Since I came to Cincinnati in 1982, I have heard from a long line of Hamilton County Republican Party leaders about how the party has to open up the tent, start running candidates who look like the county (including blacks and women) and quit feeding the voters a steady diet of white guys in suits, all wearing standard-issue red ties.
And, the fact is, none of them have really done the first blessed thing about it. For decade after decade, it was the party of the white males, with women in the back room making the coffee and black Republicans being trotted out now and then to make the white boys look broadminded.
Well, give credit to the current chair of the Hamilton County Republican Party, Alex Triantafilou.
He is actually trying to do something to change the face of the Hamilton County GOP.
Triantafilou's no dummy. Hamilton County has been slowly turning blue for the past two decades and while many suburban Republicans were in denial, Triantafilou has had the foresight to do everything he can to make the party a real factor again in local politics by actively recruiting minority and women candidates to run in recent years.
It was especially noticeable in Tuesday's general election.
"I am determined to make this party continue to be relevant,'' Triantafilou told me recently.
And, yes, on Tuesday, there were more than the usual number of African American and female candidates on the ballot in Hamilton County.
It was a mixed bag of success and failure.
The Republicans' biggest win Tuesday was in Springfield Township, where Kristie Dukes Davis, the county party's African American co-chair, won a township trustee seat by about eight percentage points over Democrat Jamie Rae.
And it wasn't just any old township trustee seat – it is the one that belonged to Gwen McFarlin, the first African American elected official in the township. McFarlin, who is now the Hamilton County Democratic Party chair, had to give up the seat when she joined the Hamilton County Board of Elections.
But the funny thing was that nowhere in Davis' campaign did she come out and say she was a Republican.
Little wonder, given the fact that the Republican Party – here in Ohio and nationally – is leaking suburban women voter like a sieve, thanks to Donald Trump.
"The problem for Republicans is that they have to pretend to be Democrats because so many voters are alienated by Trump,'' said Ohio Democratic Party chairman David Pepper of Cincinnati. "The Trump brand is toxic. They have to run away from it to have any chance."
The toxicity of Trump and his unpopularity among suburban women, Pepper said, explains in part why in the Cincinnati suburb of Wyoming, a town of moderate Republicanism in the past, the top five finishers in a race for seven at-large seats on city council went to Democrats Tuesday night.

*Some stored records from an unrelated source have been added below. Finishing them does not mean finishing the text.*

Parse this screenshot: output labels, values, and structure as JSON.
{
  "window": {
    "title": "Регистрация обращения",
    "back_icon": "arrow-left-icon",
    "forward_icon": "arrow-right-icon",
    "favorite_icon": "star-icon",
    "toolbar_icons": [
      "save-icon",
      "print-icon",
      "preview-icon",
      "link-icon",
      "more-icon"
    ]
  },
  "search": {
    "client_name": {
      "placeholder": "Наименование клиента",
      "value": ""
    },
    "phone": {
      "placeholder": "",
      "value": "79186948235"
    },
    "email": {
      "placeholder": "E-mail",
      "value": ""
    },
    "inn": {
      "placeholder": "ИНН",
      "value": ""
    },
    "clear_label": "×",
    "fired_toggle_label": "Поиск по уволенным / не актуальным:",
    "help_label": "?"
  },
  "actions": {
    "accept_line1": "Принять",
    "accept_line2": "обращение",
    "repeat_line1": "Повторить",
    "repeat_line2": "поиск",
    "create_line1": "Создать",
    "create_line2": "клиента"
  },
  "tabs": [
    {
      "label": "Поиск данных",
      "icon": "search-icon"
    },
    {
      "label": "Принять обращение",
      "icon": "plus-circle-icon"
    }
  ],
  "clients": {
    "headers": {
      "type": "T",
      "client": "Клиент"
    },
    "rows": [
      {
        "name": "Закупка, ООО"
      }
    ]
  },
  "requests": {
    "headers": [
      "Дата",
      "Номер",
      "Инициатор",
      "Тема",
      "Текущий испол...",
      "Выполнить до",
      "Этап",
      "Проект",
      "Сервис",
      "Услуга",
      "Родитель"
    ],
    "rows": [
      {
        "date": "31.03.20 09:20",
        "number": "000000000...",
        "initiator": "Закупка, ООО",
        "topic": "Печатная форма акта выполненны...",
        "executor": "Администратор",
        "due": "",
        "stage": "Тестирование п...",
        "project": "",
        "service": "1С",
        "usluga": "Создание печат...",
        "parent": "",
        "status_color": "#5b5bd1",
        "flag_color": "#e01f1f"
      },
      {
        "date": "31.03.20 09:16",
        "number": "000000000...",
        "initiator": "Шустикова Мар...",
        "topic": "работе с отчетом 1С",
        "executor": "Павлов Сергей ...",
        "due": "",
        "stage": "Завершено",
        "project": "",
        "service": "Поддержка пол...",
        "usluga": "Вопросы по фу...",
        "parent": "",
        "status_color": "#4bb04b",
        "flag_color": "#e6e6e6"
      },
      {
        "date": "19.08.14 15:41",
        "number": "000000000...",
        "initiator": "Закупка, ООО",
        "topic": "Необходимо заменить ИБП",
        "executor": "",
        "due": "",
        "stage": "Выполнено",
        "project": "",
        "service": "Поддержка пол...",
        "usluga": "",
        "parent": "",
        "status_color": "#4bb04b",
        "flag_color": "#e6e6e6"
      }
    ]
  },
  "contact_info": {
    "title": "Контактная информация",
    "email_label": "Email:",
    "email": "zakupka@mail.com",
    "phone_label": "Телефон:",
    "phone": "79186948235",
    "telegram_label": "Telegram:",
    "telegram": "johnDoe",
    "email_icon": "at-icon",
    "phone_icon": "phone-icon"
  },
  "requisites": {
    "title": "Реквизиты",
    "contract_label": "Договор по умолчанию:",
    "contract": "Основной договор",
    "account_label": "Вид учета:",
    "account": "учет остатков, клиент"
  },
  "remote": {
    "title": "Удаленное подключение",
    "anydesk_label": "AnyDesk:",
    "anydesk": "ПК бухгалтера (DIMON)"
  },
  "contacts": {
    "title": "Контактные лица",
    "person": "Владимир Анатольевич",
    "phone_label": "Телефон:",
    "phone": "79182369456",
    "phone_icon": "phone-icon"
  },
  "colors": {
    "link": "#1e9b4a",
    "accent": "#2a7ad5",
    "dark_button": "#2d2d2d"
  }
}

The same happened in suburbs all over Ohio that night – in Reynoldsburg, a traditionally Republican suburb of Columbus, every single municipal office, from mayor on down, went to Democrats – including three African American women.
Still, Triantafilou tries to broaden the base of the party. He doesn’t say it, but he is smart enough to know that there is no way on Earth that Trump will win Hamilton County next year, after Hillary Clinton ran away with the county in 2016.
Nothing has changed to make Trump more appealing to what is now a blue county.
Triantafilou told WVXU that what he wants to do is develop a diverse stable of candidates who have cross-over appeal – candidates who can win some Democratic voters along with holding the GOP base together.
"The Democrats in Hamilton County have been really good at developing cross-over candidates,'' Triantafilou said. "We haven't been. We have to do better."
Sheriff Jim Neil, Coroner Lakshmi Sammarco, county commissioners Todd Portune and Denise Driehaus, and Cincinnati Mayor John Cranley – all were cited by Triantafilou as good Democrat candidates who get GOP voters to cross over for them.
Triantafilou thought he might have a winner in Gary Favors, an African American school teacher and U.S. Army veteran who was on the ballot Tuesday for an unexpired term on the Cincinnati Board of Education.
The party thought Favors might have the kind of cross-over appeal of former Cincinnati council member Charlie Winburn, who helped Favors' campaign.
Didn't work. Favors finished a distant second in a three-candidate race.
Same goes for Heather M. Couch, a first-time candidate who was running for Cincinnati school board in the six-candidate field race. The top three were elected; Couch ran fourth.
Triantafilou knows that transforming the appeal of the Republican brand in Hamilton County will be a long and difficult process.
He doesn't say it, but it may be too late.
Rapidly changing demographics and a president who just makes the problem worse may have already consigned those plans to the ash heap. We shall see.